|Coordinates:||30.2416 N 84.3109 W|
|No:||238 (list of all attractions)|
|Address:||North America, United States, Florida, Wakulla County, at the entrance of Edward Ball Wakulla Springs State Park, approximately 1 km upstreams from Wakulla Spring|
|Alternate names:||Numero Uno (among cave divers)|
|Average discharge:||125 l/s|
|Cave length:||529 m|
|Cave depth:||85.3 m|
Sally Ward spring has far smaller discharge, if compared with the nearby Wakulla Spring. The most interesting feature of Sally Ward spring is the magnificent underwater cave system below it. The length of explored passages is 529 m.
Average discharge of this spring is approximately 125 l/s (spring of the 3rd magnitude), but often the spring becomes more active and discharges 350 l/s and more. Spring bed is covered with dense foliage of aquatic plants. Alligators are seen often in this spring.
Among the divers this spring often is named – Numero Uno, as it is one of the best dive sites in this region.
Diving in the spring is allowed only to research teams. It is very hard to get inside the underwater cave in Sally Ward Spring, but after the squeeze the amazed diver enters the Cube Room - some 25 m wide and 30 m high hall.

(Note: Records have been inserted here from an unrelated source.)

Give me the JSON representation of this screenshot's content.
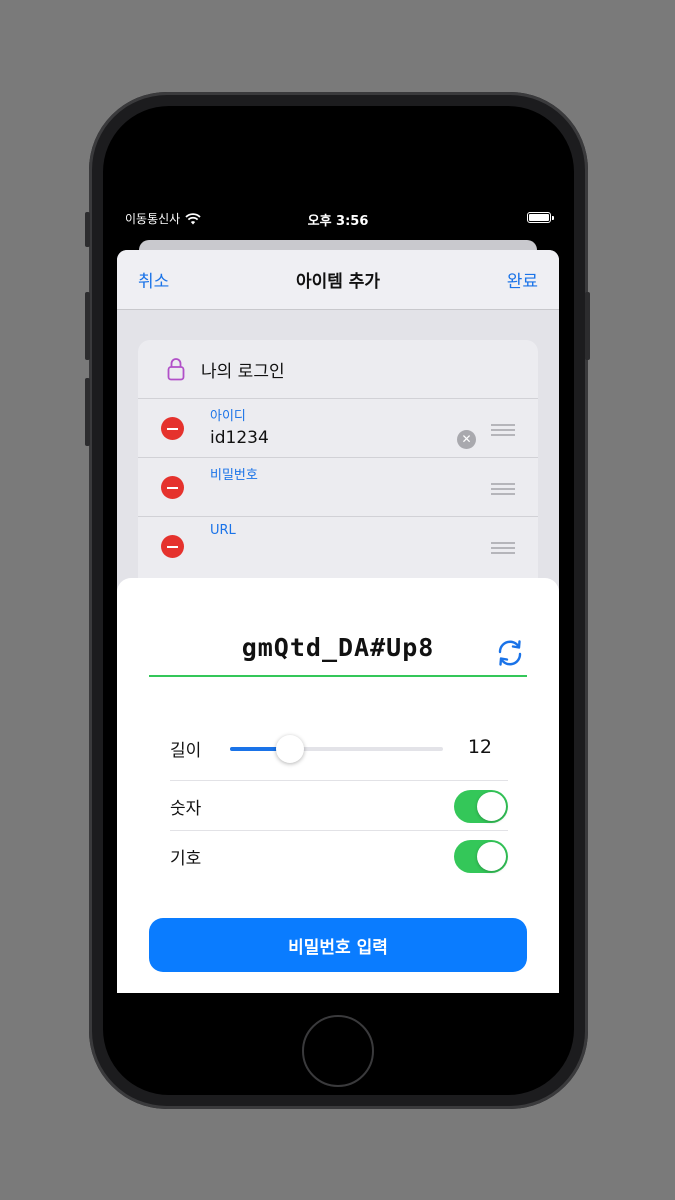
{
  "status_bar": {
    "carrier": "이동통신사",
    "time": "오후 3:56"
  },
  "nav": {
    "cancel": "취소",
    "title": "아이템 추가",
    "done": "완료"
  },
  "item": {
    "name": "나의 로그인",
    "fields": [
      {
        "label": "아이디",
        "value": "id1234"
      },
      {
        "label": "비밀번호",
        "value": ""
      },
      {
        "label": "URL",
        "value": ""
      }
    ]
  },
  "generator": {
    "password": "gmQtd_DA#Up8",
    "length_label": "길이",
    "length_value": "12",
    "length_fraction": 0.28,
    "numbers_label": "숫자",
    "numbers_on": true,
    "symbols_label": "기호",
    "symbols_on": true,
    "submit": "비밀번호 입력"
  },
  "colors": {
    "accent": "#1a73e8",
    "button": "#0a7cff",
    "success": "#34c759",
    "destructive": "#e5322d"
  }
}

The cave tunnel goes both downstreams and upstreams. Downstreams after the Cube Room follow other giant rooms. Upstream tunnel is more narrow although less tight than the entrance.
The explored passages of the Wakulla - Leon Sinks cave system are bypassing Sally Ward Spring in a few hundred metres distance. Both cave systems are connected hydrologically.
See Sally Ward Spring on the map of Florida!
- Sally Ward by Floridacaves.com. Acessed on July 18, 2011.
- Kris Barrios. St. Marks River and Wakulla River Springs Inventory. Water Resources Special Report 06-03. July 2006.
Highlighting the finest cold springs in the state, Touring the Springs of Florida features full-color photos and in-depth descriptions for each of the springs and surrounding areas. Detailed maps, GPS coordinates, and thorough driving directions lead you every step of the way. Whether you’re tubing, swimming, snorkeling, paddling, hiking, diving, or simply sightseeing, there’s a spring for you.
The deepest and largest known springs in the world are found in Florida. This book is a guided tour of theese beautiful environments, offering many rare underwater photographs. Beginning with a history of the formation of Florida's springs eons ago and ending with a strong caution on cave diving safety, the reader journeys through these crystal realms, the emphasis always on the natural inhabitants. With many striking photos of these creatures in their natural habitat, this book also serves as a field guide for identification.